are still men who remember seeing a huge keel being laid at Harland
and Wolff. They saw a four-funnell liner slowly rising ribs-first
from her giant cradle.
witnessed the building of the mighty Titanic. And they were among an awe-struck
crowd of 200,000 who saw the wonder of the sea slide gracefully
stern-first into the River Lagan, red rockets firing and bands playing.
than 80 years on, they could live to see the construction of a second
Titanic in the same shipyard.
last week Harland & Wolff were drawing up plans to build an exact
replica of the original liner, which sank after hitting an iceberg on
her maiden voyage in April 1912, with the loss of 1,523 lives.
of the second Titanic was conceived by a Japanese consortium which,

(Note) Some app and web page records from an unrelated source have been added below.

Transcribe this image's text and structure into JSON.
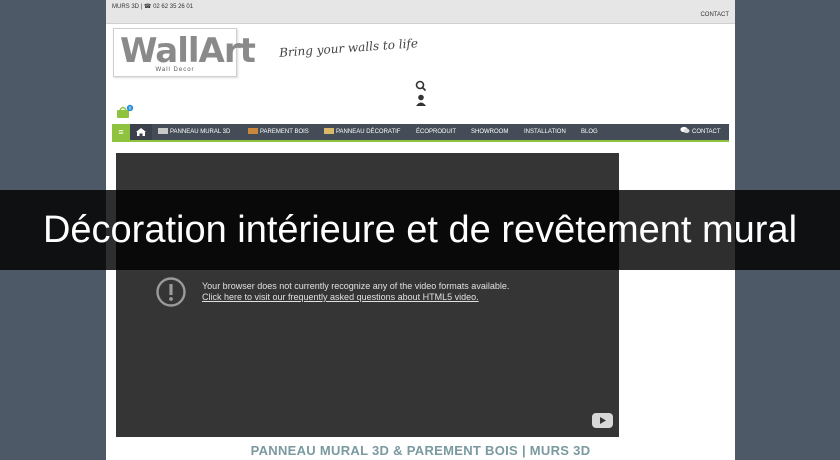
{
  "topbar": {
    "brand": "MURS 3D",
    "separator": "|",
    "phone": "☎ 02 62 35 26 01",
    "contact": "CONTACT"
  },
  "logo": {
    "mark": "WallArt",
    "sub": "Wall Decor"
  },
  "tagline": "Bring your walls to life",
  "icons": {
    "search": "search-icon",
    "user": "user-icon",
    "cart": "cart-icon",
    "cart_badge": "0"
  },
  "nav": {
    "menu_glyph": "≡",
    "items": [
      {
        "label": "PANNEAU MURAL 3D"
      },
      {
        "label": "PAREMENT BOIS"
      },
      {
        "label": "PANNEAU DÉCORATIF"
      },
      {
        "label": "ÉCOPRODUIT"
      },
      {
        "label": "SHOWROOM"
      },
      {
        "label": "INSTALLATION"
      },
      {
        "label": "BLOG"
      }
    ],
    "contact": "CONTACT"
  },
  "video": {
    "message_line1": "Your browser does not currently recognize any of the video formats available.",
    "message_line2": "Click here to visit our frequently asked questions about HTML5 video."
  },
  "section_title": "PANNEAU MURAL 3D & PAREMENT BOIS | MURS 3D",
  "overlay_title": "Décoration intérieure et de revêtement mural",
  "colors": {
    "accent": "#8fc23e",
    "nav_bg": "#444d57",
    "page_bg": "#4d5966"
  }
}
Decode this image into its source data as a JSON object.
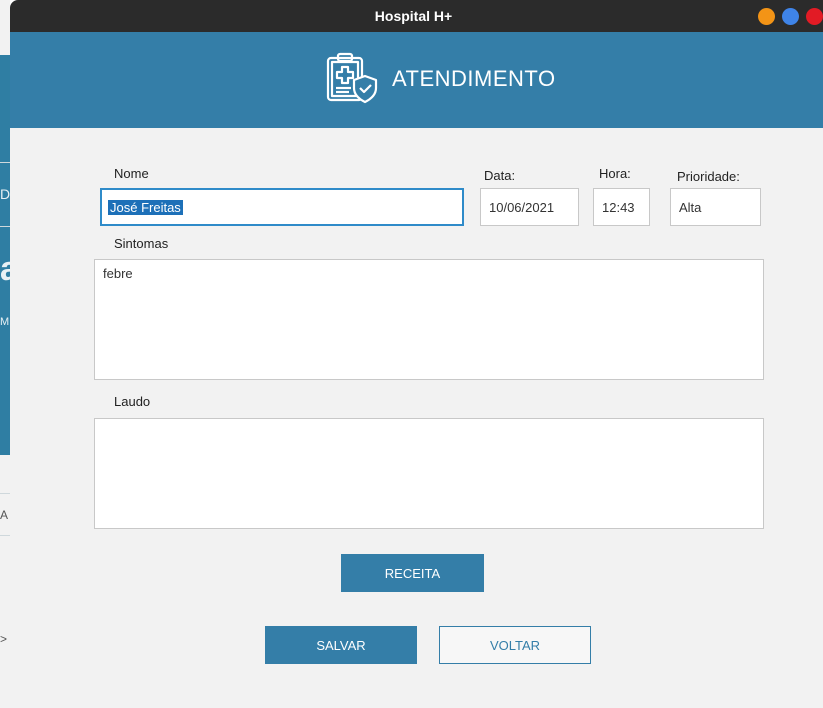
{
  "window": {
    "title": "Hospital H+"
  },
  "header": {
    "title": "ATENDIMENTO",
    "icon": "clipboard-medical-shield-icon"
  },
  "background_window": {
    "fragments": [
      "De",
      "a",
      "M",
      "A",
      ">"
    ]
  },
  "form": {
    "name": {
      "label": "Nome",
      "value": "José Freitas"
    },
    "date": {
      "label": "Data:",
      "value": "10/06/2021"
    },
    "time": {
      "label": "Hora:",
      "value": "12:43"
    },
    "priority": {
      "label": "Prioridade:",
      "value": "Alta"
    },
    "symptoms": {
      "label": "Sintomas",
      "value": "febre"
    },
    "report": {
      "label": "Laudo",
      "value": ""
    }
  },
  "buttons": {
    "prescription": "RECEITA",
    "save": "SALVAR",
    "back": "VOLTAR"
  },
  "colors": {
    "accent": "#347ea8",
    "titlebar": "#2b2b2b",
    "minimize": "#f39416",
    "maximize": "#3f84e8",
    "close": "#e21b25",
    "selection": "#1d70b8"
  }
}
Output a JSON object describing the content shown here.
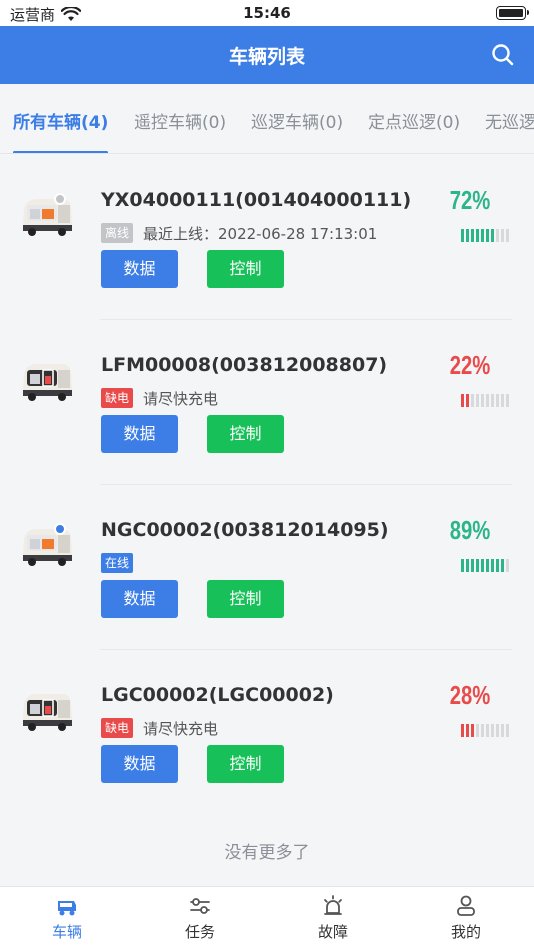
{
  "status_bar": {
    "carrier": "运营商",
    "time": "15:46"
  },
  "nav": {
    "title": "车辆列表",
    "search_icon": "search-icon"
  },
  "tabs": [
    {
      "label": "所有车辆(4)",
      "active": true
    },
    {
      "label": "遥控车辆(0)",
      "active": false
    },
    {
      "label": "巡逻车辆(0)",
      "active": false
    },
    {
      "label": "定点巡逻(0)",
      "active": false
    },
    {
      "label": "无巡逻",
      "active": false
    }
  ],
  "vehicles": [
    {
      "name": "YX04000111(001404000111)",
      "tag": "离线",
      "tag_type": "offline",
      "status_text": "最近上线：2022-06-28 17:13:01",
      "battery": "72%",
      "battery_level": 72,
      "battery_color": "#2cb58a",
      "online_dot": "#c2c4c8"
    },
    {
      "name": "LFM00008(003812008807)",
      "tag": "缺电",
      "tag_type": "lowbatt",
      "status_text": "请尽快充电",
      "battery": "22%",
      "battery_level": 22,
      "battery_color": "#e94b4b",
      "online_dot": null
    },
    {
      "name": "NGC00002(003812014095)",
      "tag": "在线",
      "tag_type": "online",
      "status_text": "",
      "battery": "89%",
      "battery_level": 89,
      "battery_color": "#2cb58a",
      "online_dot": "#3c7ee6"
    },
    {
      "name": "LGC00002(LGC00002)",
      "tag": "缺电",
      "tag_type": "lowbatt",
      "status_text": "请尽快充电",
      "battery": "28%",
      "battery_level": 28,
      "battery_color": "#e94b4b",
      "online_dot": null
    }
  ],
  "buttons": {
    "data_label": "数据",
    "control_label": "控制"
  },
  "footer": {
    "no_more": "没有更多了"
  },
  "tabbar": [
    {
      "label": "车辆",
      "icon": "vehicle-icon",
      "active": true
    },
    {
      "label": "任务",
      "icon": "task-icon",
      "active": false
    },
    {
      "label": "故障",
      "icon": "alarm-icon",
      "active": false
    },
    {
      "label": "我的",
      "icon": "profile-icon",
      "active": false
    }
  ],
  "colors": {
    "primary": "#3c7ee6",
    "success": "#18c05a",
    "danger": "#e94b4b",
    "teal": "#2cb58a"
  }
}
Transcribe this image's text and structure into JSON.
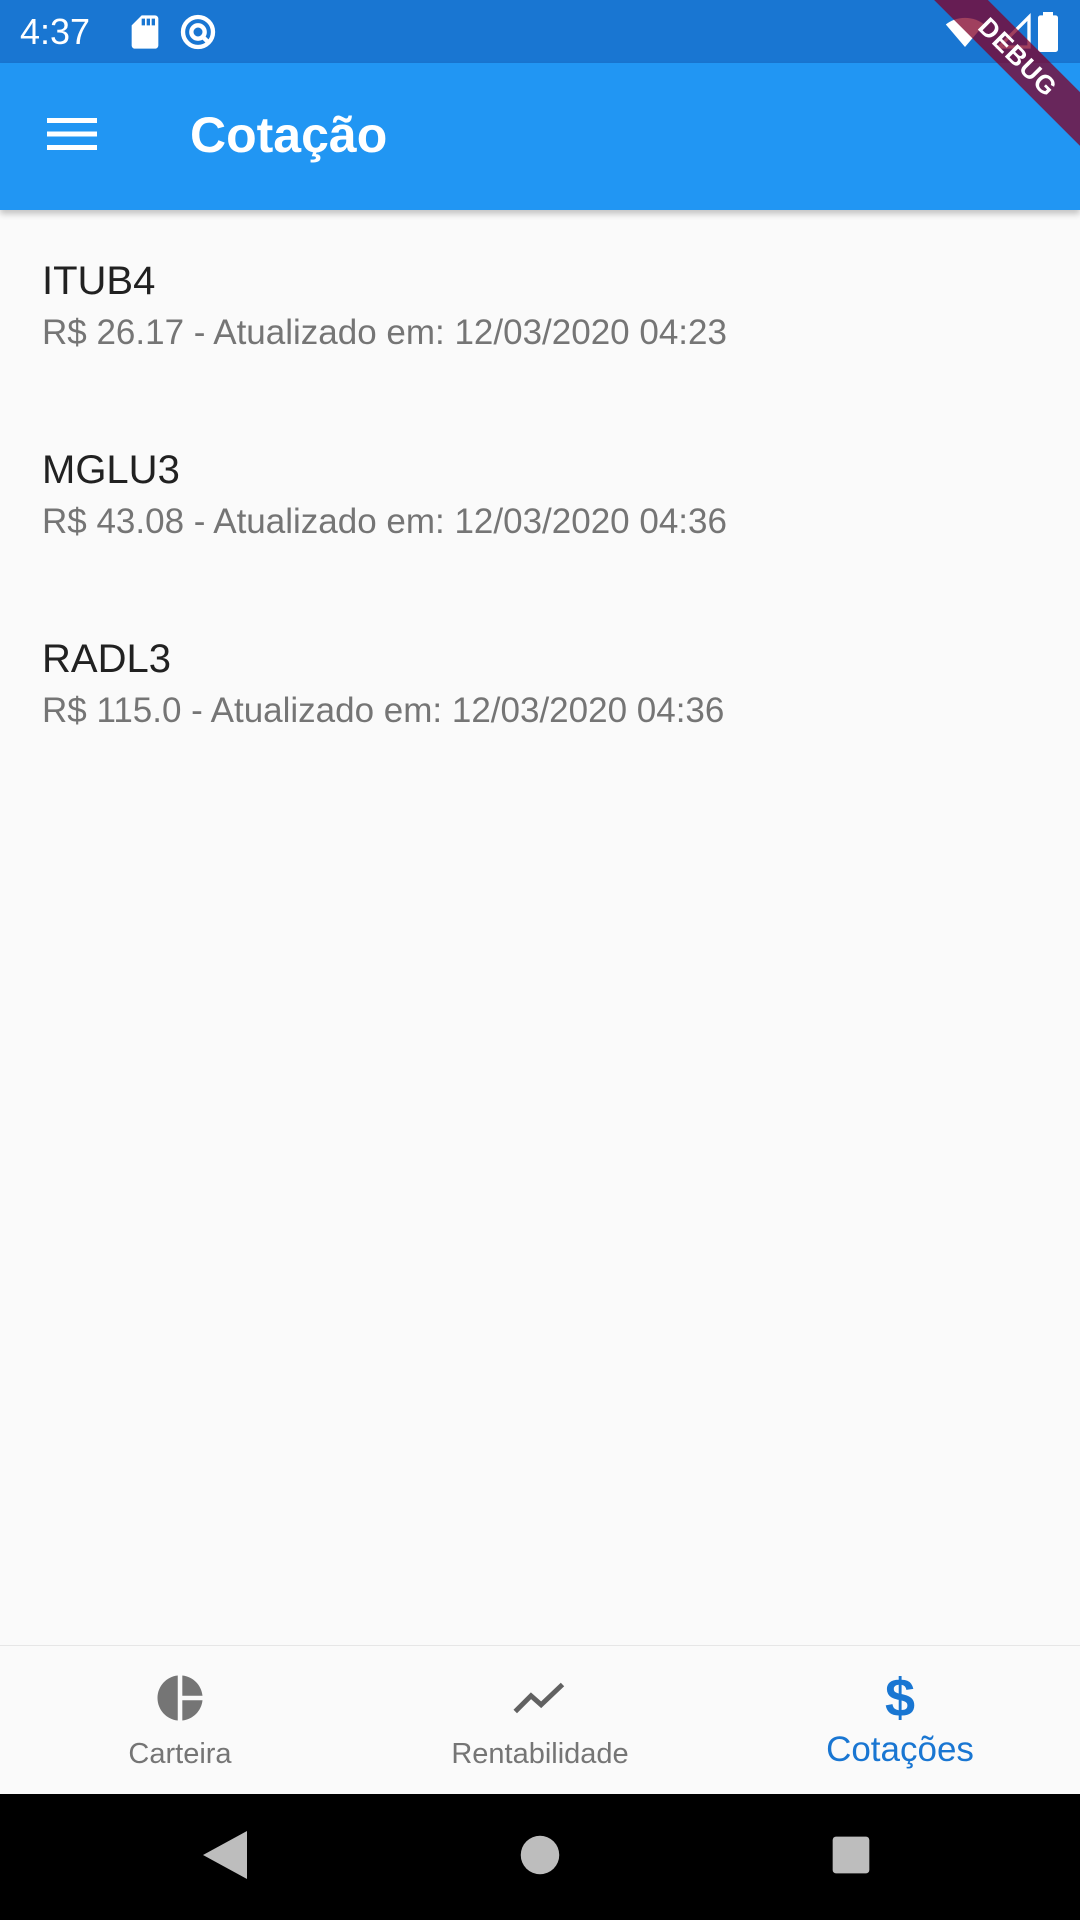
{
  "status_bar": {
    "time": "4:37",
    "icons": [
      "sd-card-icon",
      "sync-icon",
      "wifi-icon",
      "signal-icon",
      "battery-icon"
    ]
  },
  "debug_banner": {
    "label": "DEBUG"
  },
  "app_bar": {
    "title": "Cotação",
    "menu_icon": "menu-icon"
  },
  "quotes": [
    {
      "symbol": "ITUB4",
      "detail": "R$ 26.17 - Atualizado em: 12/03/2020 04:23"
    },
    {
      "symbol": "MGLU3",
      "detail": "R$ 43.08 - Atualizado em: 12/03/2020 04:36"
    },
    {
      "symbol": "RADL3",
      "detail": "R$ 115.0 - Atualizado em: 12/03/2020 04:36"
    }
  ],
  "bottom_nav": {
    "items": [
      {
        "label": "Carteira",
        "icon": "pie-chart-icon",
        "active": false
      },
      {
        "label": "Rentabilidade",
        "icon": "trending-icon",
        "active": false
      },
      {
        "label": "Cotações",
        "icon": "dollar-icon",
        "active": true
      }
    ]
  },
  "system_nav": {
    "icons": [
      "back-icon",
      "home-icon",
      "recents-icon"
    ]
  },
  "colors": {
    "status_bar": "#1976d2",
    "app_bar": "#2196f3",
    "active_nav": "#1976d2",
    "inactive_nav": "#757575",
    "background": "#fafafa"
  }
}
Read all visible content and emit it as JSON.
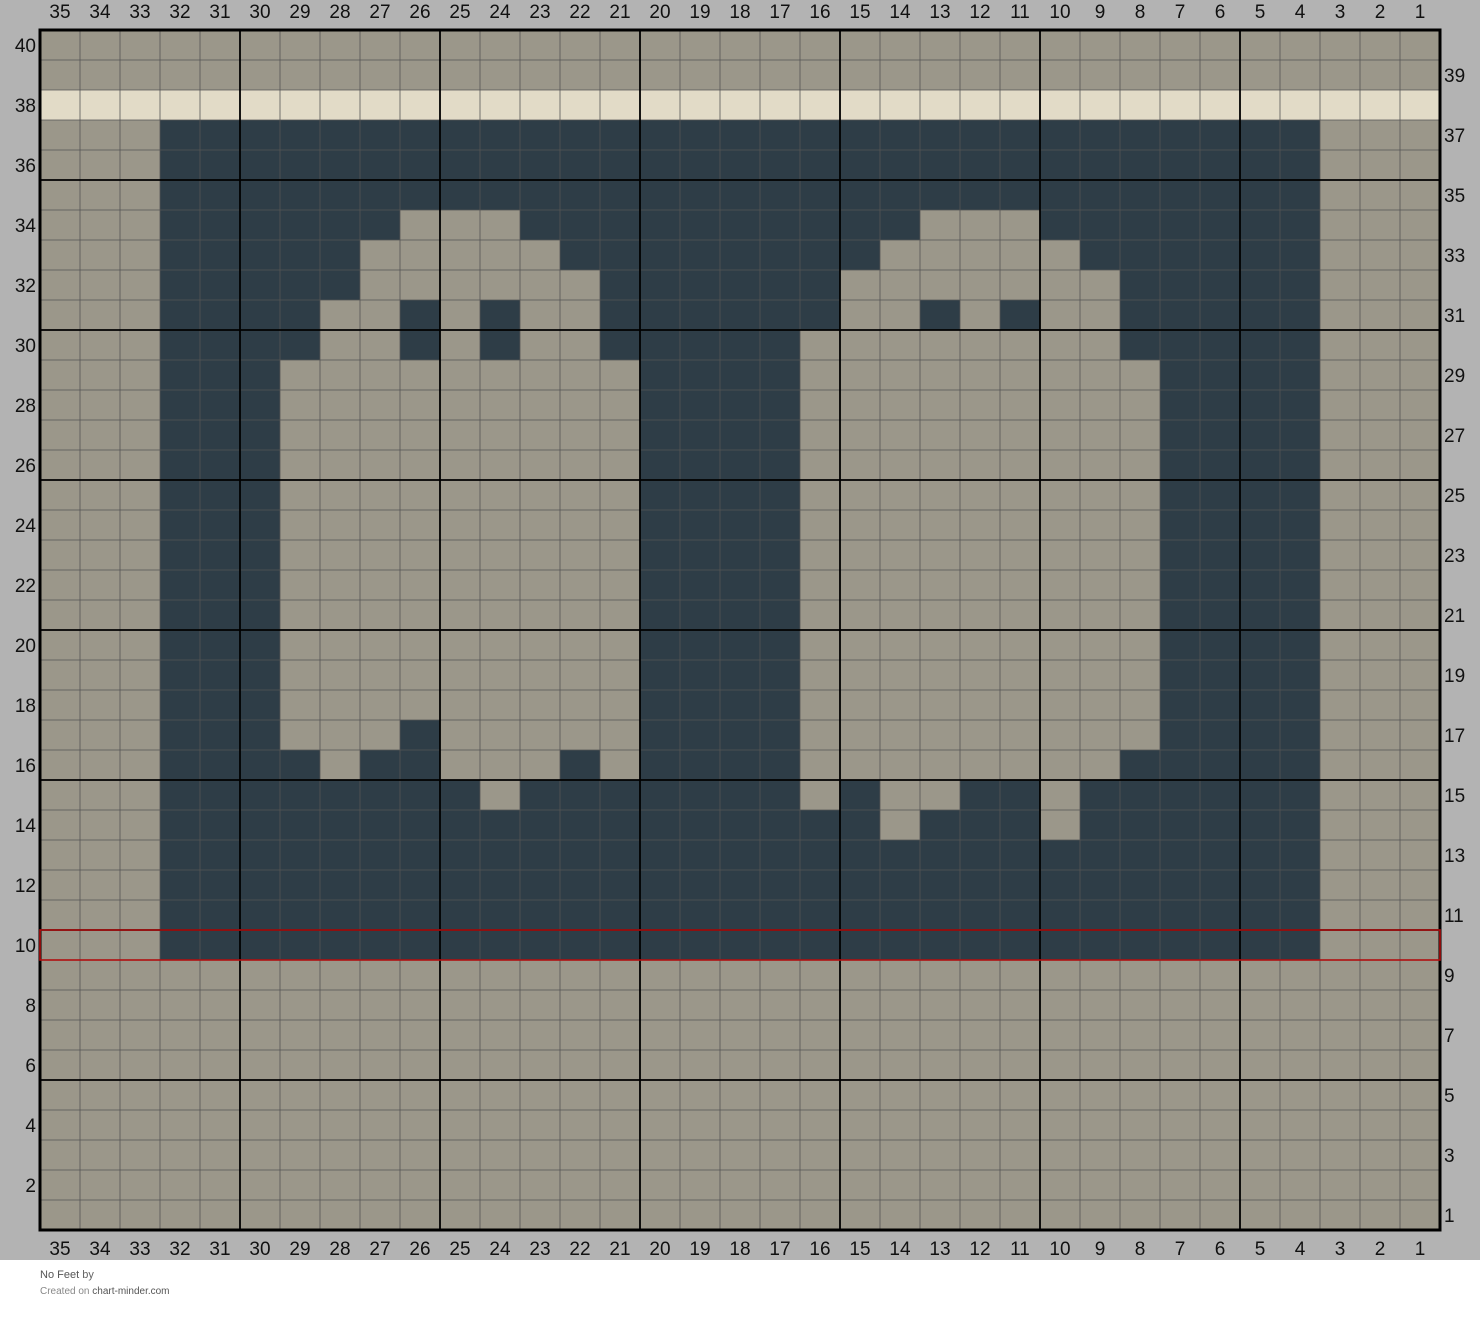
{
  "chart": {
    "columns": 35,
    "rows": 40,
    "colors": {
      "background": "#9b978a",
      "contrast": "#2e3d47",
      "highlight": "#e2dbc7",
      "page": "#b3b3b3",
      "grid_fine": "#555555",
      "grid_major": "#000000",
      "marker": "#b01010"
    },
    "highlight_rows": [
      38
    ],
    "marked_row": 10,
    "major_grid_every": 5,
    "pattern_rows": {
      "15": [
        4,
        5,
        6,
        7,
        8,
        9,
        11,
        12,
        15,
        17,
        18,
        19,
        20,
        21,
        22,
        23,
        25,
        26,
        27,
        28,
        29,
        30,
        31,
        32
      ],
      "16": [
        4,
        5,
        6,
        7,
        8,
        17,
        18,
        19,
        20,
        22,
        26,
        27,
        29,
        30,
        31,
        32
      ],
      "17": [
        4,
        5,
        6,
        7,
        17,
        18,
        19,
        20,
        26,
        30,
        31,
        32
      ],
      "18": [
        4,
        5,
        6,
        7,
        17,
        18,
        19,
        20,
        30,
        31,
        32
      ],
      "19": [
        4,
        5,
        6,
        7,
        17,
        18,
        19,
        20,
        30,
        31,
        32
      ],
      "20": [
        4,
        5,
        6,
        7,
        17,
        18,
        19,
        20,
        30,
        31,
        32
      ],
      "21": [
        4,
        5,
        6,
        7,
        17,
        18,
        19,
        20,
        30,
        31,
        32
      ],
      "22": [
        4,
        5,
        6,
        7,
        17,
        18,
        19,
        20,
        30,
        31,
        32
      ],
      "23": [
        4,
        5,
        6,
        7,
        17,
        18,
        19,
        20,
        30,
        31,
        32
      ],
      "24": [
        4,
        5,
        6,
        7,
        17,
        18,
        19,
        20,
        30,
        31,
        32
      ],
      "25": [
        4,
        5,
        6,
        7,
        17,
        18,
        19,
        20,
        30,
        31,
        32
      ],
      "26": [
        4,
        5,
        6,
        7,
        17,
        18,
        19,
        20,
        30,
        31,
        32
      ],
      "27": [
        4,
        5,
        6,
        7,
        17,
        18,
        19,
        20,
        30,
        31,
        32
      ],
      "28": [
        4,
        5,
        6,
        7,
        17,
        18,
        19,
        20,
        30,
        31,
        32
      ],
      "29": [
        4,
        5,
        6,
        7,
        17,
        18,
        19,
        20,
        30,
        31,
        32
      ],
      "30": [
        4,
        5,
        6,
        7,
        8,
        17,
        18,
        19,
        20,
        21,
        26,
        24,
        29,
        30,
        31,
        32
      ],
      "31": [
        4,
        5,
        6,
        7,
        8,
        11,
        13,
        16,
        17,
        18,
        19,
        20,
        21,
        24,
        26,
        29,
        30,
        31,
        32
      ],
      "32": [
        4,
        5,
        6,
        7,
        8,
        16,
        17,
        18,
        19,
        20,
        21,
        28,
        29,
        30,
        31,
        32
      ],
      "33": [
        4,
        5,
        6,
        7,
        8,
        9,
        15,
        16,
        17,
        18,
        19,
        20,
        21,
        22,
        28,
        29,
        30,
        31,
        32
      ],
      "34": [
        4,
        5,
        6,
        7,
        8,
        9,
        10,
        14,
        15,
        16,
        17,
        18,
        19,
        20,
        21,
        22,
        23,
        27,
        28,
        29,
        30,
        31,
        32
      ]
    },
    "solid_row_ranges": {
      "10-14": [
        4,
        32
      ],
      "35-37": [
        4,
        32
      ]
    },
    "row14_light": [
      10,
      14
    ],
    "row15_light": [
      9,
      10,
      11,
      13,
      14,
      16,
      24
    ],
    "row14_dark_fix": true
  },
  "footer": {
    "title": "No Feet",
    "by": "by",
    "created_on": "Created on",
    "site": "chart-minder.com"
  }
}
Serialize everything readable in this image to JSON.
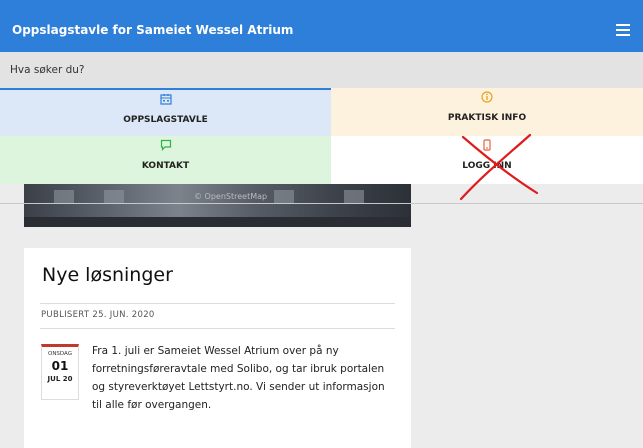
{
  "header": {
    "title": "Oppslagstavle for Sameiet Wessel Atrium",
    "menu_icon": "hamburger-icon"
  },
  "search": {
    "placeholder": "Hva søker du?"
  },
  "nav": {
    "items": [
      {
        "label": "OPPSLAGSTAVLE",
        "icon": "calendar-icon",
        "color": "#2d7fd9",
        "active": true
      },
      {
        "label": "PRAKTISK INFO",
        "icon": "info-icon",
        "color": "#e8a21b"
      },
      {
        "label": "KONTAKT",
        "icon": "chat-icon",
        "color": "#2fb14a"
      },
      {
        "label": "LOGG INN",
        "icon": "phone-icon",
        "color": "#e8613a",
        "crossed_out": true
      }
    ]
  },
  "hero": {
    "watermark": "© OpenStreetMap"
  },
  "post": {
    "title": "Nye løsninger",
    "published": "PUBLISERT 25. JUN. 2020",
    "date_badge": {
      "weekday": "ONSDAG",
      "day": "01",
      "month": "JUL 20"
    },
    "body": "Fra 1. juli er Sameiet Wessel Atrium over på ny forretningsføreravtale med Solibo, og tar ibruk portalen og styreverktøyet Lettstyrt.no. Vi sender ut informasjon til alle før overgangen."
  }
}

wants to create the world's most unusual holiday and business complex
- Japan's answer to Disneyland.
Harland & Wolff shipyard workers, many the grandsons of the men
who built the original 882-foot liner, would like nothing more than
the chance to build it.
office near the site of the mammoth slipway and gantries used to
build the first Titanic, company marketing executive Peter Harbinson
talks excitedly about the new ship.
have the expertise, the technology, the manpower, the facilities and
all te know-how to build the second Titanic," he says.
full size replica of the Titanic was built, I am sure that there
would be a tremendous interest in her."
Harland & Wolff has sent copies of the original Titanic drawings
to an Ulster company Mivan Marine, which is preparing a feasibility study.
architects have finished plans for the new vessel's interior. They
feature the glass-domed grand staircase of the first Titanic,
complete with its great 21 light candelabra, Corinthian columns and
intricate wooden panelling".
admits that such a project would attract great interest but for some
the memories associated with the ship may be too much to bear.
Express approached the then three British survivors to ascertain
their feelings on the matter.
then 82 said that it was a "macabre idea&ldots; but it would be
wonderful for the men in Belfast to construct it." She also
added that "if a full-size replica of the Titanic was built in
all of its glory, I would love to see it. And if I was invited aboard
it, I would probably say yes."
was seven when she was on board Titanic and said quite strongly that
"[she is] against building a replica&ldots; to me, seeing it
would bring back a nightmare of memories."
on to say that personal sentiment does not stop those who would do
anything to proceed and so she thought that if anyone was to build a
replica of the ship, Harland and Wolff would be the best people to do it.
survivor, Edith Hasiman's daughter told the Express that her
mother would be amazed if a replica was made especially that one that
could actually sail.
Express reported that Titanic 2 could happen as early as 1999 because
the Japanese opened a theme park near Osaka Bay big enough to house
would be feasible because the Japanese would charge three times as
much for a luxury suite on the replica than an original price of
£812 in 1912 and thus recouping the £100 million spent.
just have to wait and see what happens in the future.